Today is the 50th anniversary of the publication of Silent Spring by Rachel Carson. A year or two after the book’s publication, soon after I learned to read, I picked it from a little rack on the sunlit windowsill of my grandparents’ house in southwestern Iowa. From that window I could see the outhouse we used (because there wasn’t enough water to have a whole family using the indoor plumbing) and the woods beyond where we played. I only read the first chapter then – enough to place Carson’s image of a world in which nature was falling silent deeply in my mind. I was, obviously, one among millions influenced by her in those days after the publication of Silent Spring, and I am now one among billions to be influenced in some way by the changes she inspired.
Many of our editors and authors have similar stories, and that’s why we are dedicating the Berkshire Encyclopedia of Sustainability – all ten volumes of which will be in print on 1 November – to Rachel Carson, as well as to some 39 babies born to new parents and grandparents during production on the ten volumes; you’ll hear about that in another email from me very soon. In the meantime, please see the bottom of this email for details on ordering this wonderful, momentous, and much-needed publication.
US President Abraham Lincoln said upon meeting Harriet Beecher Stowe, author of Uncle Tom’s Cabin, “So you’re the little woman who wrote the book that made this great war!” Stowe’s book had galvanized opposition to slavery in a way that nothing else had done, and Carson – a scientist and writer – also produced a bestseller that would change the course of history. An article in the New York Times last weekend explained that Carson had in mind popular readers – “housewives,” in those days, and what might be readers of Oprah’s O magazine today. The article says, “But nothing established Carson more effectively than her appearance on CBS Reports, an hourlong television news program. . . . On camera, Carson’s careful way of speaking dispelled any notions that she was a shrew or some kind of zealot.” It goes on to explain how industry opposition to Carson has evolved into the almost implacable divisions we see today. But the way Carson approached her subject – with integrity, determination, and love – reminds me of how we have worked with our nearly 1,000 authors to tackle thousands of topics in a way that will inspire trust, because they are based on clear thinking and solid research; they are not one-sided, partisan, or shrill.
Here are links to several Berkshire articles about Carson and her work, not only from the Encyclopedia of Sustainability but also from the Encyclopedia of World Environmental History (by Carson biographer Linda Lear) and from the Encyclopedia of Leadership.
“Silent Spring” by Michael Sims, in volume 3 of the Encyclopedia of Sustainability: The Law and Politics of Sustainability.
“Materials Substitution” by Asheen Phansey in volume 4, Natural Resources and Sustainability.

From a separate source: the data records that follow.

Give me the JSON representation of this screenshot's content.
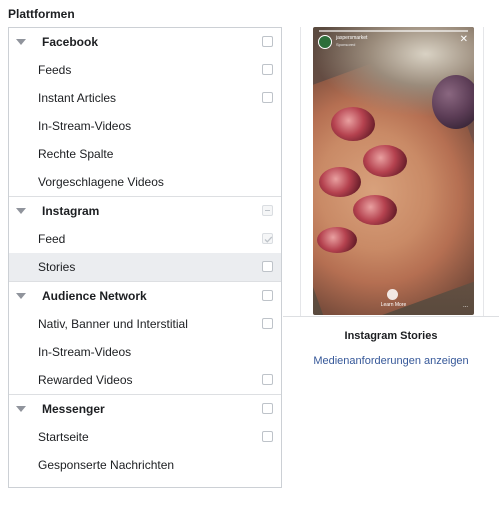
{
  "title": "Plattformen",
  "groups": [
    {
      "name": "Facebook",
      "checked": false,
      "items": [
        {
          "label": "Feeds",
          "checkbox": true
        },
        {
          "label": "Instant Articles",
          "checkbox": true
        },
        {
          "label": "In-Stream-Videos",
          "checkbox": false
        },
        {
          "label": "Rechte Spalte",
          "checkbox": false
        },
        {
          "label": "Vorgeschlagene Videos",
          "checkbox": false
        }
      ]
    },
    {
      "name": "Instagram",
      "checked": "partial",
      "items": [
        {
          "label": "Feed",
          "checkbox": true,
          "checked": true
        },
        {
          "label": "Stories",
          "checkbox": true,
          "selected": true
        }
      ]
    },
    {
      "name": "Audience Network",
      "checked": false,
      "items": [
        {
          "label": "Nativ, Banner und Interstitial",
          "checkbox": true
        },
        {
          "label": "In-Stream-Videos",
          "checkbox": false
        },
        {
          "label": "Rewarded Videos",
          "checkbox": true
        }
      ]
    },
    {
      "name": "Messenger",
      "checked": false,
      "items": [
        {
          "label": "Startseite",
          "checkbox": true
        },
        {
          "label": "Gesponserte Nachrichten",
          "checkbox": false
        }
      ]
    }
  ],
  "preview": {
    "story_user": "jaspersmarket",
    "story_sponsored": "Sponsored",
    "close_icon": "close-icon",
    "cta": "Learn More",
    "dots": "...",
    "title": "Instagram Stories",
    "link": "Medienanforderungen anzeigen"
  },
  "colors": {
    "link": "#365899",
    "selected_row": "#ebedf0",
    "border": "#ccd0d5"
  }
}
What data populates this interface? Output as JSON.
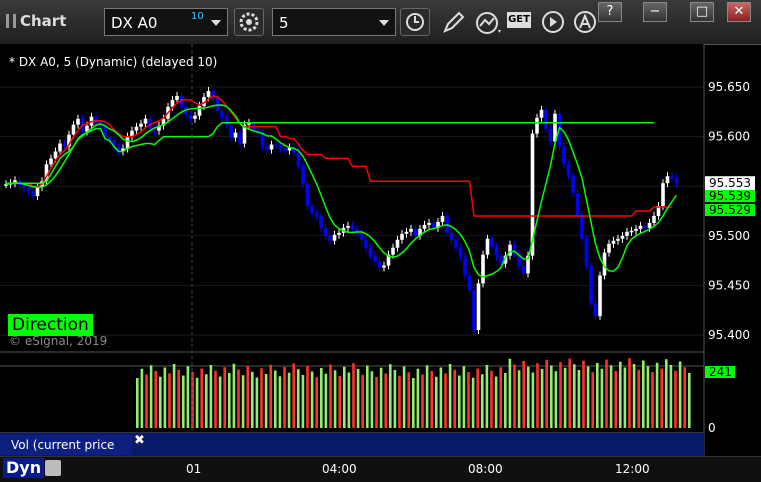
{
  "app": {
    "title": "Chart",
    "symbol": "DX A0",
    "symbol_badge": "10",
    "interval": "5",
    "toolbar_icons": [
      "gear-icon",
      "clock-icon",
      "pencil-icon",
      "studies-icon",
      "get-icon",
      "play-icon",
      "autoscale-icon"
    ],
    "window_buttons": [
      "?",
      "−",
      "□",
      "✕"
    ]
  },
  "legend_text": "* DX A0, 5 (Dynamic) (delayed 10)",
  "direction_label": "Direction",
  "copyright": "© eSignal, 2019",
  "volume_label": "Vol (current price bar)",
  "volume_close": "✖",
  "dyn_label": "Dyn",
  "colors": {
    "up": "#ffffff",
    "down": "#0000ff",
    "red": "#ff0000",
    "green": "#00ff00",
    "vol_up": "#90ee70",
    "vol_down": "#ff3030"
  },
  "chart_data": [
    {
      "type": "candlestick",
      "y_ticks": [
        "95.650",
        "95.600",
        "95.550",
        "95.500",
        "95.450",
        "95.400"
      ],
      "ylim": [
        95.395,
        95.675
      ],
      "x_ticks": [
        "01",
        "04:00",
        "08:00",
        "12:00"
      ],
      "last_price": "95.553",
      "green_labels": [
        "95.539",
        "95.529"
      ],
      "closes": [
        95.552,
        95.553,
        95.556,
        95.551,
        95.548,
        95.545,
        95.54,
        95.549,
        95.555,
        95.572,
        95.578,
        95.585,
        95.593,
        95.59,
        95.602,
        95.612,
        95.618,
        95.605,
        95.611,
        95.62,
        95.613,
        95.61,
        95.6,
        95.596,
        95.59,
        95.585,
        95.588,
        95.6,
        95.606,
        95.61,
        95.613,
        95.618,
        95.608,
        95.606,
        95.611,
        95.618,
        95.63,
        95.637,
        95.641,
        95.63,
        95.622,
        95.618,
        95.621,
        95.631,
        95.64,
        95.646,
        95.64,
        95.626,
        95.619,
        95.612,
        95.599,
        95.604,
        95.593,
        95.612,
        95.614,
        95.606,
        95.603,
        95.59,
        95.587,
        95.592,
        95.591,
        95.588,
        95.586,
        95.589,
        95.584,
        95.571,
        95.552,
        95.53,
        95.523,
        95.52,
        95.508,
        95.5,
        95.495,
        95.501,
        95.503,
        95.508,
        95.51,
        95.507,
        95.503,
        95.496,
        95.488,
        95.48,
        95.474,
        95.468,
        95.47,
        95.481,
        95.488,
        95.496,
        95.502,
        95.504,
        95.507,
        95.5,
        95.507,
        95.511,
        95.513,
        95.508,
        95.514,
        95.52,
        95.503,
        95.496,
        95.488,
        95.479,
        95.46,
        95.445,
        95.405,
        95.452,
        95.481,
        95.497,
        95.489,
        95.479,
        95.472,
        95.48,
        95.491,
        95.482,
        95.47,
        95.462,
        95.48,
        95.603,
        95.619,
        95.627,
        95.608,
        95.595,
        95.623,
        95.59,
        95.572,
        95.561,
        95.543,
        95.521,
        95.497,
        95.47,
        95.432,
        95.419,
        95.46,
        95.483,
        95.492,
        95.495,
        95.497,
        95.5,
        95.504,
        95.505,
        95.507,
        95.51,
        95.508,
        95.513,
        95.52,
        95.53,
        95.553,
        95.56,
        95.558,
        95.553
      ],
      "red_line": [
        95.553,
        95.553,
        95.553,
        95.553,
        95.553,
        95.553,
        95.55,
        95.55,
        95.552,
        95.56,
        95.568,
        95.576,
        95.582,
        95.586,
        95.592,
        95.6,
        95.606,
        95.612,
        95.613,
        95.615,
        95.616,
        95.616,
        95.615,
        95.612,
        95.607,
        95.603,
        95.6,
        95.6,
        95.6,
        95.602,
        95.605,
        95.609,
        95.612,
        95.614,
        95.616,
        95.619,
        95.624,
        95.629,
        95.634,
        95.637,
        95.637,
        95.637,
        95.634,
        95.632,
        95.634,
        95.638,
        95.641,
        95.64,
        95.636,
        95.631,
        95.625,
        95.619,
        95.613,
        95.61,
        95.61,
        95.61,
        95.61,
        95.61,
        95.61,
        95.61,
        95.61,
        95.6,
        95.6,
        95.598,
        95.598,
        95.592,
        95.586,
        95.582,
        95.582,
        95.582,
        95.582,
        95.578,
        95.578,
        95.578,
        95.578,
        95.578,
        95.578,
        95.57,
        95.57,
        95.57,
        95.57,
        95.555,
        95.555,
        95.555,
        95.555,
        95.555,
        95.555,
        95.555,
        95.555,
        95.555,
        95.555,
        95.555,
        95.555,
        95.555,
        95.555,
        95.555,
        95.555,
        95.555,
        95.555,
        95.555,
        95.555,
        95.555,
        95.555,
        95.555,
        95.52,
        95.52,
        95.52,
        95.52,
        95.52,
        95.52,
        95.52,
        95.52,
        95.52,
        95.52,
        95.52,
        95.52,
        95.52,
        95.52,
        95.52,
        95.52,
        95.52,
        95.52,
        95.52,
        95.52,
        95.52,
        95.52,
        95.52,
        95.52,
        95.52,
        95.52,
        95.52,
        95.52,
        95.52,
        95.52,
        95.52,
        95.52,
        95.52,
        95.52,
        95.52,
        95.52,
        95.525,
        95.525,
        95.525,
        95.525,
        95.529,
        95.529,
        95.529,
        95.529,
        95.529
      ],
      "green_line": [
        95.553,
        95.553,
        95.553,
        95.553,
        95.553,
        95.553,
        95.553,
        95.553,
        95.553,
        95.555,
        95.562,
        95.57,
        95.578,
        95.582,
        95.585,
        95.59,
        95.598,
        95.602,
        95.604,
        95.606,
        95.608,
        95.608,
        95.598,
        95.596,
        95.59,
        95.585,
        95.585,
        95.588,
        95.59,
        95.591,
        95.592,
        95.593,
        95.593,
        95.592,
        95.596,
        95.6,
        95.6,
        95.6,
        95.6,
        95.6,
        95.6,
        95.6,
        95.6,
        95.6,
        95.6,
        95.6,
        95.603,
        95.61,
        95.614,
        95.614,
        95.614,
        95.614,
        95.614,
        95.614,
        95.614,
        95.614,
        95.614,
        95.614,
        95.614,
        95.614,
        95.614,
        95.614,
        95.614,
        95.614,
        95.614,
        95.614,
        95.614,
        95.614,
        95.614,
        95.614,
        95.614,
        95.614,
        95.614,
        95.614,
        95.614,
        95.614,
        95.614,
        95.614,
        95.614,
        95.614,
        95.614,
        95.614,
        95.614,
        95.614,
        95.614,
        95.614,
        95.614,
        95.614,
        95.614,
        95.614,
        95.614,
        95.614,
        95.614,
        95.614,
        95.614,
        95.614,
        95.614,
        95.614,
        95.614,
        95.614,
        95.614,
        95.614,
        95.614,
        95.614,
        95.614,
        95.614,
        95.614,
        95.614,
        95.614,
        95.614,
        95.614,
        95.614,
        95.614,
        95.614,
        95.614,
        95.614,
        95.614,
        95.614,
        95.614,
        95.614,
        95.614,
        95.614,
        95.614,
        95.614,
        95.614,
        95.614,
        95.614,
        95.614,
        95.614,
        95.614,
        95.614,
        95.614,
        95.614,
        95.614,
        95.614,
        95.614,
        95.614,
        95.614,
        95.614,
        95.614,
        95.614,
        95.614,
        95.614,
        95.614,
        95.614
      ]
    },
    {
      "type": "bar",
      "title": "Vol (current price bar)",
      "y_ticks": [
        "0"
      ],
      "last_value": "241",
      "volumes_start_index": 40
    }
  ]
}
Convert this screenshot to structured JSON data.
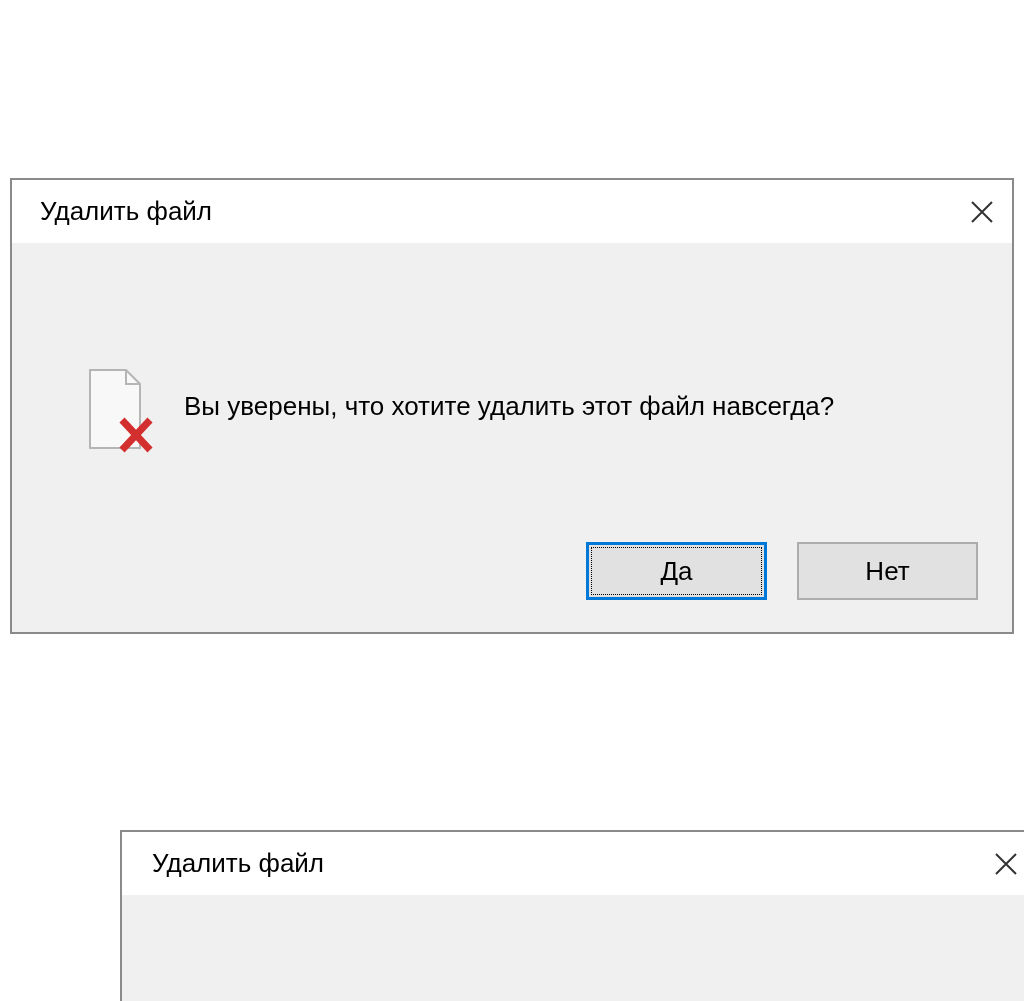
{
  "dialogs": [
    {
      "title": "Удалить файл",
      "message": "Вы уверены, что хотите удалить этот файл навсегда?",
      "buttons": [
        {
          "label": "Да",
          "focused": true
        },
        {
          "label": "Нет",
          "focused": false
        }
      ]
    },
    {
      "title": "Удалить файл"
    }
  ]
}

One of the many long-term influences of Silent Spring was to spur industrial designers, among others, to work with more environmentally friendly materials.
“Carson, Rachel” by Maril Hazlett, in the Encyclopedia of Leadership.
At the bottom of this letter I’ve included a letter Carson received in May of 1963 from her friend Dorothy Freeman, who became friends with Carson after discovering that Carson was building a cottage on Southport Island, Maine, where Freeman and her husband spent their summers, and where Carson would write Silent Spring. Freeman wrote to Carson after watching the author appear in what would be one of her last public appearances, testifying before President Kennedy’s Science Advisory Committee, which backed Carson’s scientific claims.
With warm regards,
Karen Christensen ???, CEO & Publisher
This letter from her close friend Dorothy Freeman to Rachel Carson speaks to Carson’s prominence and significance in the world in the 1960s.
|Dorothy Freeman to Rachel Carson, May 15, 1963:|
“A thought struck me last night, that suddenly the dear old Sea Around Us has been displaced. I never dreamed that it could ever happen – that now I think your game will rest on Silent Spring – when people talk about you they’ll say “Oh yes, the author of Silent Spring,” for I suppose there are people who never heard of The Sea Around Us, strange as that may seem to us, but surely, I doubt if there is a household in this country where your name is unknown. How could it be from “Peanuts” to “CBS Reports” – not to mention all the lawns which have become a major concern now – what to do for crabgrass because Rachel Carson says!”
Source: Freeman, Martha. (Ed.). (1995). Always, Rachel: The Letters of Rachel Carson and Dorothy Freeman 1952 – 1964. Boston, MA: Beacon Press, pp. 462-463.
Berkshire Encyclopedia of Sustainability
The complete 10-volume set will ship 1 November 2012. The preorder price ends 12pm, 31 October 2012.
The entire publication will also be available through the various digital companies that serve libraries and schools, but their systems are such that digital options tend to be available about two months later than the print edition. But libraries can certainly place their digital orders now through their preferred source. Orders can be placed online, by phone +1 413 528 0206, by fax +1 413 541 0076, or by email: email@example.com.